As a lifelong Catholic, I must ask what is happening to our church. Two weeks ago, my husband and I left Mass, confirming our decision not to return to our parish, St. Michael's in Lakeside. We had been attending patiently for the past two-plus years, waiting to learn the truth about our wonderful pastor-on-leave, Fr. William C. Graham.

On Aug. 23, a jury concluded that a single accuser interfered with Fr. Graham's contractual duties by filing abuse claims. I took the jury's determination to mean that Fr. Graham was not guilty of the accusation.

My husband and I attended the three-day trial, missing not a single word.

On Sunday, Sept. 2, an insert was in our church bulletin wherein the diocese, although acknowledging the judgment in the civil case, announced that Bishop Paul Sirba had chosen to remove Fr. Graham as pastor of St. Michael's and directed that the parish website and bulletin reflect his removal.

We were horrified by the bishop's edict. Thus, our decision not to return, believing if we continued to worship in our parish and contribute to this diocese we were only perpetuating a lie.

On May 26, 2016, Bishop Sirba placed Fr. Graham on administrative leave. A statement from the bishop was read at all Masses on Sunday, May 29, 2016, stating that Fr. Graham had been placed on administrative leave. No reason was given to parishioners.

Between May 29, 2016, and today, St. Michael's has been without a pastor. What does that mean to us as parishioners to not have our pastor? Fr. Graham is a pastor who was always there with spiritual guidance for each and all of us. In the past two years, parishioners died without Fr. Graham's tender guidance into life beyond death. Some lost children without Fr. Graham's help to understand the unnatural loss when a parent has to bury a child. Some parishioners slipped into the frightening world of dementia without Fr. Graham to pray with them and their loved ones. These were among situations I personally experienced with friends and family. Surely, in two years, there were countless other difficulties parishioners had to face without their pastor.

With the jury's determination and with the diocesan investigation, Bishop Sirba is in a position to reinstate Fr. Graham to his rightful position. Why is Bishop Sirba acting as a despot and ignoring his role as a shepherd? Is this what devout Catholics deserve from their shepherd?

More horrifying: is this how a devout priest of 40 years without a single other blemish on his good name should be treated by his shepherd? One individual made an accusation that could not be imagined in the minds of all who know Fr. Graham. The expected response from a holy shepherd, the bishop, would be to welcome Fr. Graham back with open arms and a joyous blessing. Why has Bishop Sirba not done so?

There are questions the bishop and those reading this can ponder. I need to see answers before I can return to any parish in the Duluth diocese.

Does Bishop Sirba think that any accusation makes a priest guilty, even when there are legitimate questions about the credibility of the accusation?

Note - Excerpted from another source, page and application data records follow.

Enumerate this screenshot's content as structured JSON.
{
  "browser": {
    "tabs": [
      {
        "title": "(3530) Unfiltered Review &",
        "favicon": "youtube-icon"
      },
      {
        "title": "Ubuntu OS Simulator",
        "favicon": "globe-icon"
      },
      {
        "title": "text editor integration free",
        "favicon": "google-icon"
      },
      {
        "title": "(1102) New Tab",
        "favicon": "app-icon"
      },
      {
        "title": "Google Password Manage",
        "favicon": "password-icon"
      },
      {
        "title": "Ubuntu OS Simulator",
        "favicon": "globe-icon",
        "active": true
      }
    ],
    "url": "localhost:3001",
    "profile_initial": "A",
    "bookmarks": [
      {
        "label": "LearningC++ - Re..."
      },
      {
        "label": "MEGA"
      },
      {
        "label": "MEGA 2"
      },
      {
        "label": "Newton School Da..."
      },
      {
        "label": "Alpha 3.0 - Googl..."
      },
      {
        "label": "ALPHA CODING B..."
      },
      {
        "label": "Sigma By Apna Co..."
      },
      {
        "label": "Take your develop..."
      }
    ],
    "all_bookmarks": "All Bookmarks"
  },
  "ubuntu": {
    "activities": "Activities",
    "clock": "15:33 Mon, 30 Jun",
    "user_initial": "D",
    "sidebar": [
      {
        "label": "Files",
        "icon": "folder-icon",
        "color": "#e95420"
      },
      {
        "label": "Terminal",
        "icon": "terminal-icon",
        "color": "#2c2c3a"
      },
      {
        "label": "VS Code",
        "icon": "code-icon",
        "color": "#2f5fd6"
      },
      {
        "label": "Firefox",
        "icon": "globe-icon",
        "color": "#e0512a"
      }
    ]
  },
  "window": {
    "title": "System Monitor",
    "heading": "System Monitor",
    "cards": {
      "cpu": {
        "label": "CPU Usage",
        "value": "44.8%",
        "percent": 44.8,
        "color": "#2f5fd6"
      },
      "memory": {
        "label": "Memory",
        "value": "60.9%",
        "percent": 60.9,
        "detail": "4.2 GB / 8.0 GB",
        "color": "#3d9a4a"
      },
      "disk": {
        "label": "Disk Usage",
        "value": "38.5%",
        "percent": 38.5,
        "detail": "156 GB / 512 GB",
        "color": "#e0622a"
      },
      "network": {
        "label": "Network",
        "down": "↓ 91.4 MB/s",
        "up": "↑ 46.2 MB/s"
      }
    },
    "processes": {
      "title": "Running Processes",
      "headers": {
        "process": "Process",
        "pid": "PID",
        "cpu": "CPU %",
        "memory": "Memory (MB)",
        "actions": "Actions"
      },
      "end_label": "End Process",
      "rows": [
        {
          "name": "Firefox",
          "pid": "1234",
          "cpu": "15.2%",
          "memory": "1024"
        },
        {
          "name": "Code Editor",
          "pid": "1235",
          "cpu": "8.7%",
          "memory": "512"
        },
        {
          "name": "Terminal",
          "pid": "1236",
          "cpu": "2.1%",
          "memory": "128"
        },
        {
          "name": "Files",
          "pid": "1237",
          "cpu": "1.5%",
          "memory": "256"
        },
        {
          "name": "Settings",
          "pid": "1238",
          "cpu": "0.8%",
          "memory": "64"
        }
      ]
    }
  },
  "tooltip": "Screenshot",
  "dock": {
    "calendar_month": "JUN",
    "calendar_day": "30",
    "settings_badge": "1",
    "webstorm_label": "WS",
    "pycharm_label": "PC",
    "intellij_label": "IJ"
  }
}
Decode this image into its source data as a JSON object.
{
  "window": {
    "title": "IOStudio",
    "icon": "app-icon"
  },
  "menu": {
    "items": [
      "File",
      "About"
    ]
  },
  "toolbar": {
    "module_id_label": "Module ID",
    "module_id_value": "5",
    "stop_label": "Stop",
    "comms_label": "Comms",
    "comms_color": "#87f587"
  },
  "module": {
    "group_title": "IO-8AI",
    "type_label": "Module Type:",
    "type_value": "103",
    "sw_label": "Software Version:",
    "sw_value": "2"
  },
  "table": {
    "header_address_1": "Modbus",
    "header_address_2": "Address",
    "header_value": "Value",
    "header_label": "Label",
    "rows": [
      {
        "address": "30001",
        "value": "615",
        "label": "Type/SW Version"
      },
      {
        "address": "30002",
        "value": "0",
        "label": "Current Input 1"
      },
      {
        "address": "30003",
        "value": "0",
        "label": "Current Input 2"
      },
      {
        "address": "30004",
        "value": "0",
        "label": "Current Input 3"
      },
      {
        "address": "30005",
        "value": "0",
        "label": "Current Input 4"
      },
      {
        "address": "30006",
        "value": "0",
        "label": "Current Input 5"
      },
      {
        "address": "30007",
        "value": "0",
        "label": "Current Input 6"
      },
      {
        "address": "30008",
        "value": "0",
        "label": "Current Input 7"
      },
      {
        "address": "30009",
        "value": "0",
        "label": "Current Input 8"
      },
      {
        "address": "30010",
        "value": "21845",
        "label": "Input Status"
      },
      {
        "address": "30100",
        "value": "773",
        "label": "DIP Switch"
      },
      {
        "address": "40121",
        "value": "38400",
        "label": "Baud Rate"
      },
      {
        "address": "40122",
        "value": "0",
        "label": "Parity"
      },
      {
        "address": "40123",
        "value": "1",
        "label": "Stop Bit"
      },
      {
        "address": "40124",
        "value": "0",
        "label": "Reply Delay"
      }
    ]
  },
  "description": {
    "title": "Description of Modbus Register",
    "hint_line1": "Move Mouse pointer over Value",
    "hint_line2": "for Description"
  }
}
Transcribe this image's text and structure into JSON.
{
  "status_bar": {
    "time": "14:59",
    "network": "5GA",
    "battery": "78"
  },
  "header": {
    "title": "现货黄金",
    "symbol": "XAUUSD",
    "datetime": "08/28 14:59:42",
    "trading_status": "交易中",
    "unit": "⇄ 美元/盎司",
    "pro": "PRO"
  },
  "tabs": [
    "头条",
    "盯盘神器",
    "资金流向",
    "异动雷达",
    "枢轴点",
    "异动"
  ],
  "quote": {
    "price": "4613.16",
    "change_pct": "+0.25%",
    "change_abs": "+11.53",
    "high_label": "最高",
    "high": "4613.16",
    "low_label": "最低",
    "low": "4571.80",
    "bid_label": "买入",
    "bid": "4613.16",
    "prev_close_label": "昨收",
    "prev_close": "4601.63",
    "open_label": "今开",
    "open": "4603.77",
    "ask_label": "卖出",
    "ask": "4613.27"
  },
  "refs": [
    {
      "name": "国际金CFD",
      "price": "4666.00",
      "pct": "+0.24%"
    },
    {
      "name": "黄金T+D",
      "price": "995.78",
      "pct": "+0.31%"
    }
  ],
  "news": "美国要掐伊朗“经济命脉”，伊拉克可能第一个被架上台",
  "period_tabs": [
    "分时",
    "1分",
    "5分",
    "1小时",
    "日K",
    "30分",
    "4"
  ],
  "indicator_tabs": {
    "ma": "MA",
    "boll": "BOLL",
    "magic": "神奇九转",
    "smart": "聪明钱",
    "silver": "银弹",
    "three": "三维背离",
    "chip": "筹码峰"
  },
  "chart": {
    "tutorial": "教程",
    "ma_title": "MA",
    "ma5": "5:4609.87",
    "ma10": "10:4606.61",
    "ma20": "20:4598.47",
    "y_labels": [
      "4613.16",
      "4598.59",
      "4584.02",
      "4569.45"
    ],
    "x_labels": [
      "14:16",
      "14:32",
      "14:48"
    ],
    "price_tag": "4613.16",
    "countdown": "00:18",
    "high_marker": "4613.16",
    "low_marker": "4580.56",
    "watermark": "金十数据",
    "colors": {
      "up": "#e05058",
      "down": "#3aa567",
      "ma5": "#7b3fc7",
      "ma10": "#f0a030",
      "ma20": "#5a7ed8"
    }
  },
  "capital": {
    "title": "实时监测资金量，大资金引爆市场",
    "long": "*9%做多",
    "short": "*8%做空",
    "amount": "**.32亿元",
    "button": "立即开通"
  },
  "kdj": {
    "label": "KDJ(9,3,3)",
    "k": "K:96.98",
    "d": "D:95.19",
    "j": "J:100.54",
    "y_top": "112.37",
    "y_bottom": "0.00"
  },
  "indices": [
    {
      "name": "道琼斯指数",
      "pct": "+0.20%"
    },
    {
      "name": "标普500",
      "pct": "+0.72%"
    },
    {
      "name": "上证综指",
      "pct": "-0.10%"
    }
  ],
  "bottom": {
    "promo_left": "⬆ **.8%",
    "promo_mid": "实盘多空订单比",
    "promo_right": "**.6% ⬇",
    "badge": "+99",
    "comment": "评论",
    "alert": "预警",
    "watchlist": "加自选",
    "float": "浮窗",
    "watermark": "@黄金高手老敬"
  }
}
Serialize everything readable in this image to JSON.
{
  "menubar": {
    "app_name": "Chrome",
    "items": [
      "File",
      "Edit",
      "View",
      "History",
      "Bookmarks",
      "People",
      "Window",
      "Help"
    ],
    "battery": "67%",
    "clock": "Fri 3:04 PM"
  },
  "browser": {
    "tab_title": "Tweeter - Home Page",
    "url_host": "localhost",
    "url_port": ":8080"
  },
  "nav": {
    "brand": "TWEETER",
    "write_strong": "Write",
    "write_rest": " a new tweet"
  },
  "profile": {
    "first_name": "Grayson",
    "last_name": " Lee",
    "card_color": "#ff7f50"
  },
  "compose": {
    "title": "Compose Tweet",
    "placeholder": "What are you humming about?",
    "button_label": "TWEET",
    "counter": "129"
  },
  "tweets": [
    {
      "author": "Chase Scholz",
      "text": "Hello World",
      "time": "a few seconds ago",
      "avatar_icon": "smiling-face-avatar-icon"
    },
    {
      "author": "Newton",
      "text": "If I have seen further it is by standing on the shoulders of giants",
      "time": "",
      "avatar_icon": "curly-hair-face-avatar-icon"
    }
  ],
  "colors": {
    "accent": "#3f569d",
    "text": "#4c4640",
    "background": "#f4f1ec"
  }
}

Is Bishop Sirba attempting to avoid guilt by association based on his previous position as vicar general to Archbishop John Clayton Nienstedt, as disturbingly considered in the journal Commonweal, the oldest independent Roman Catholic journal in the United States?

Does Bishop Sirba have a negative animus toward Fr. Graham? If so, why would he have approached Fr. Graham in 2014 to become pastor of St. Michael's after Fr. Thomas M. Radaich's untimely death?

Do parish members have any say in this matter?

Does Fr. Graham have any rights in this matter that has taken life as he knew it away from him?

We as members of the diocese need answers to these questions. Fr. Graham's life has been totally upended. Bishop Sirba knows the truth. It is time for him to stop hiding behind his miter and crosier and to bring this travesty to an end. What would Jesus do?

Judith Bonovetz lives in Duluth.